New Netanyahu stance on West Bank angers Palestinians


The President of the Palestine Authority, Mr Yasser Arafat, condemned as a "dangerous and flagrant violation of the peace process" Mr Benjamin Netanyahu's weekend statement on the West Bank. Speaking to Jewish journalists on Friday the Israeli Prime Minister asserted that the West Bank "is part of Israel proper". Mr Arafat retorted angrily: "The Palestinian people are attached to their occupied land and to liberating it from the claws of the Israeli occupation."

The Palestinian Minister of Higher Education, Dr Hanan Ashrawi, also expressed outrage, calling the Netanyahu statement "preposterous". A Jordanian columnist, Mr Moussa Keilani, accused the Likud-led government of trying to confine Palestinian self-rule to a "Gaza city state" while the West Bank became an "Israeli colony" dotted with islands of Palestinian "autonomy".

Palestinian analysts in Jerusalem were "not surprised by this statement", Dr Ghassan Khatib, a prominent commentator, told The Irish Times. "This is the impression we have had of the Likud attitude in general. What is important is that it was said publicly at that level." Dr Khatib added that the Palestinians were also concerned by an apparent shift in the United States position. The objective of the Oslo accords was, he said, to implement United Nations resolution 242 which calls for Israeli withdrawal from land occupied in 1967.

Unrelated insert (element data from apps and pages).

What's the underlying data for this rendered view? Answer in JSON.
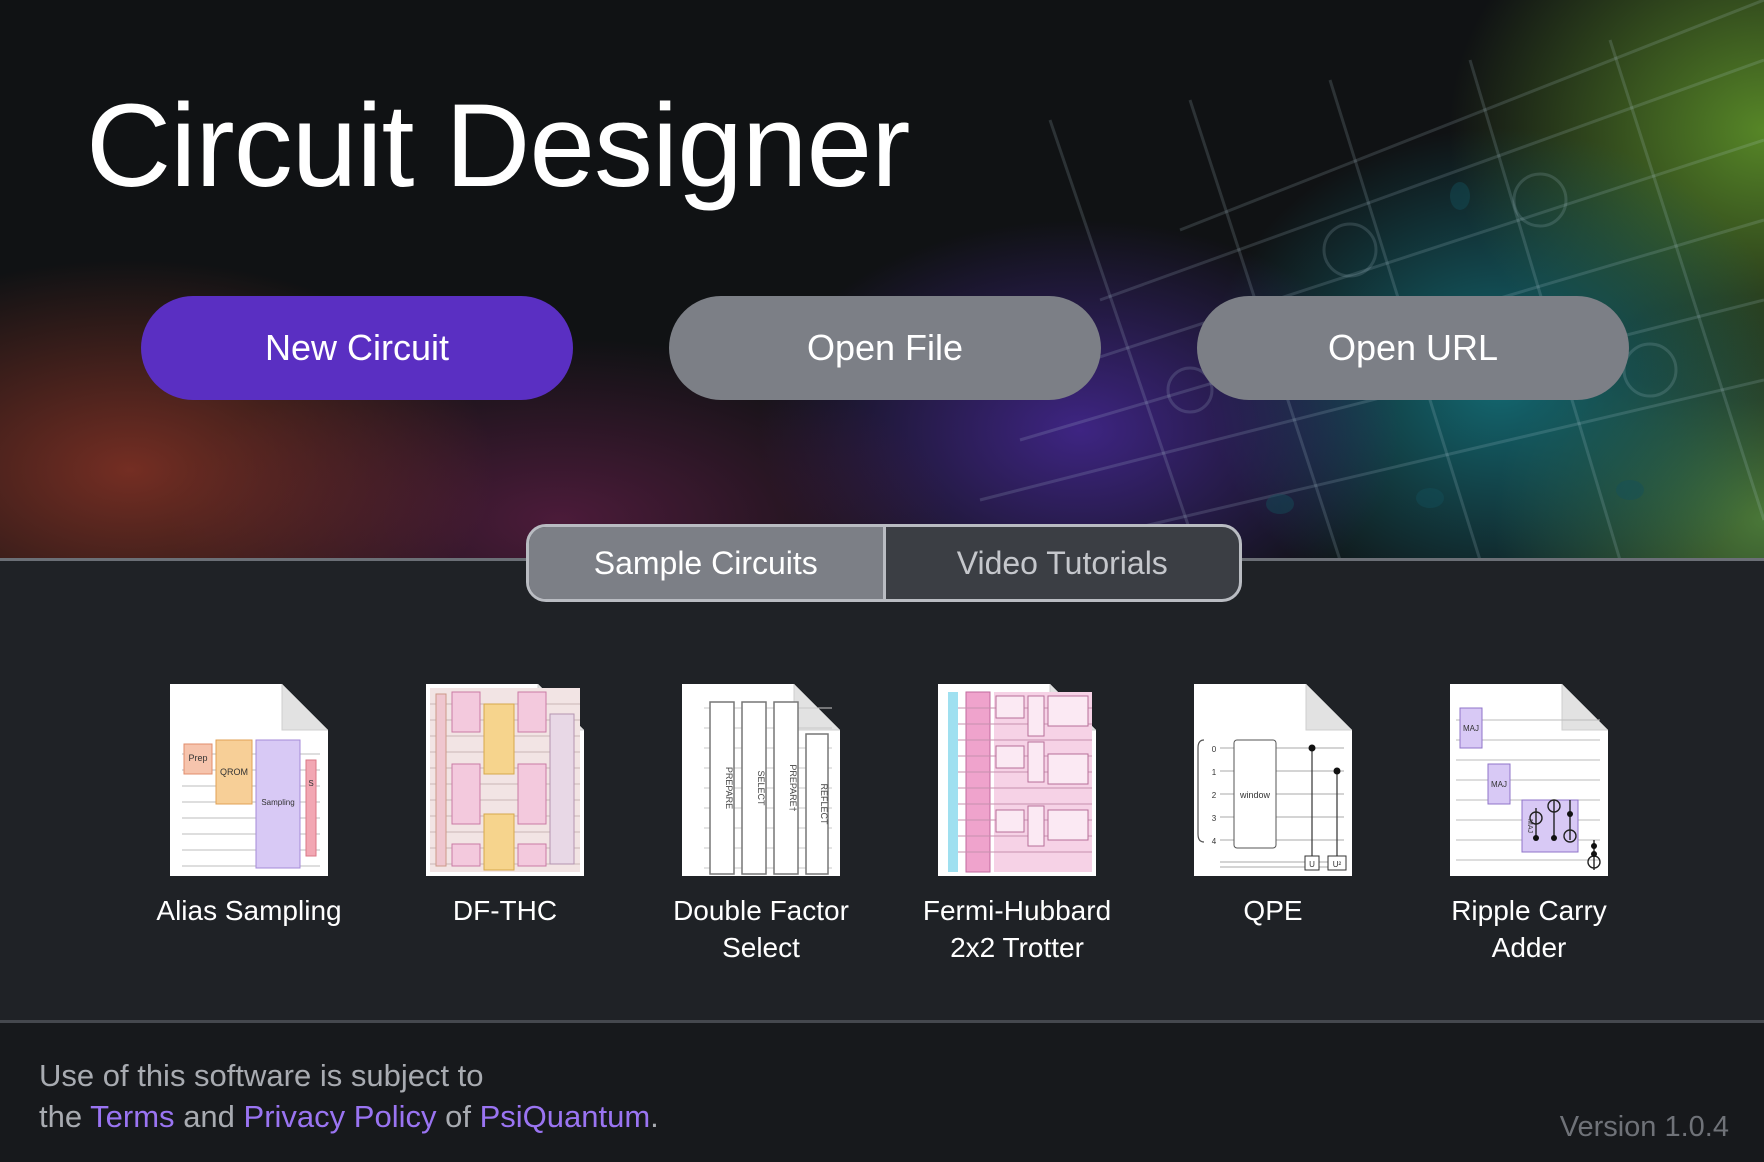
{
  "app": {
    "title": "Circuit Designer"
  },
  "actions": {
    "new_circuit": "New Circuit",
    "open_file": "Open File",
    "open_url": "Open URL"
  },
  "tabs": [
    {
      "label": "Sample Circuits",
      "active": true
    },
    {
      "label": "Video Tutorials",
      "active": false
    }
  ],
  "samples": [
    {
      "label": "Alias Sampling",
      "thumbnail": "alias-sampling-circuit-thumbnail",
      "thumb_text": [
        "Prep",
        "QROM",
        "Sampling",
        "S"
      ]
    },
    {
      "label": "DF-THC",
      "thumbnail": "df-thc-circuit-thumbnail",
      "thumb_text": []
    },
    {
      "label": "Double Factor\nSelect",
      "thumbnail": "double-factor-select-circuit-thumbnail",
      "thumb_text": [
        "PREPARE",
        "SELECT",
        "PREPARE†",
        "REFLECT"
      ]
    },
    {
      "label": "Fermi-Hubbard\n2x2 Trotter",
      "thumbnail": "fermi-hubbard-circuit-thumbnail",
      "thumb_text": []
    },
    {
      "label": "QPE",
      "thumbnail": "qpe-circuit-thumbnail",
      "thumb_text": [
        "0",
        "1",
        "2",
        "3",
        "4",
        "window",
        "U",
        "U²"
      ]
    },
    {
      "label": "Ripple Carry\nAdder",
      "thumbnail": "ripple-carry-adder-circuit-thumbnail",
      "thumb_text": [
        "MAJ",
        "MAJ",
        "MAJ"
      ]
    }
  ],
  "footer": {
    "line1": "Use of this software is subject to",
    "the": "the",
    "terms": "Terms",
    "and": "and",
    "privacy": "Privacy Policy",
    "of": "of",
    "company": "PsiQuantum",
    "period": ".",
    "version": "Version 1.0.4"
  },
  "colors": {
    "primary_button": "#5a2fc2",
    "secondary_button": "#7c7f86",
    "link": "#9a74f2",
    "background": "#1f2226"
  }
}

This means that Israel must withdraw from most of the West Bank and Gaza during the interim period ending in May 1999 - in other words from all but the settlements, military locations and Jerusalem.

"This amounts to about 10 per cent of the land," Dr Khatib said. "But the US is now taking the attitude that the fate of the West Bank is to be decided in negotiations. "The West Bank is not disputed land. It has always been recognised as occupied land by the international community."

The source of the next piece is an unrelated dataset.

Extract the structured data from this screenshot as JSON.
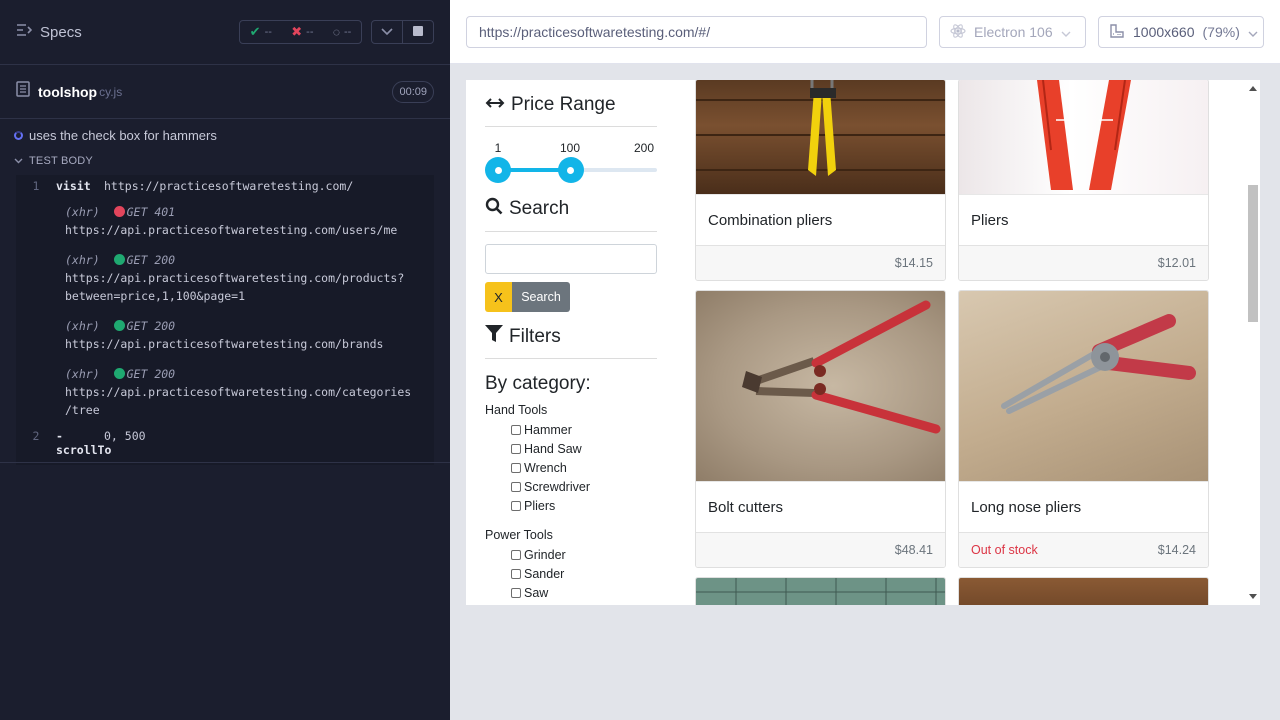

Palestinians are convinced that it will be Mr Arafat rather than Mr Netanyahu who will be asked to take action when the two men meet separately with President Clinton next month.

The Israeli cabinet is expected to spell out both the scope of Israel's troop redeployment from the West Bank and list its demands on the security front over the next few weeks. "But withdrawal will begin only five weeks after the Palestinian Authority begins to satisfy Israel on security and other demands," Dr Khatib said.